Dr. Gary Phillips, founder and President of National School Improvement Project, Inc. acknowledged that, “no schools can be changed without changing the rituals.”Re-establishing the school community’s culture involves taking a serious look at old routines and how to make new ones more transformational. Staff meetings, daily greetings, or acknowledging positive accomplishments are prospects. School events and activities can also create cultural meaning. How a school celebrates holidays and which ones are celebrated, convenes assemblies, honors graduates, types of field trips chosen say so much about what the school community values.
Artifacts as a form of rituals make visible the surface of a school’s culture and are easily seen in a variety of ways. Physical artifacts such as the decorations, space allocation, the way people dress, awards, trophies, handbooks, posters, mascots, logos, and symbols all tell a story about the organization’s cultural values through a visual rendition of ritual. Even the architecture of a school building tells much about the vision and values of a school or district.
Future Leadership Development
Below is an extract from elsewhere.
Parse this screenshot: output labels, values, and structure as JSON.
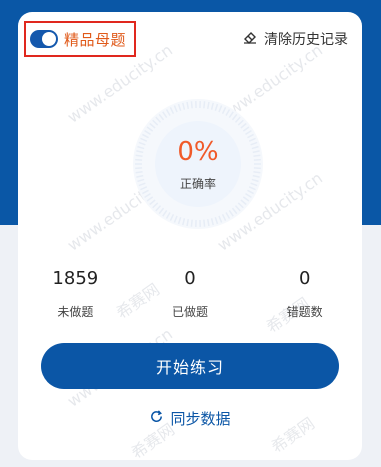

As leaders and those who develop and train current or future leaders, we have a unique opportunity to unlock the heart of school leadership by focusing more on engaging and nurturing transformational and positive human interaction (now Face-to-Face!) and less time on how to manage it.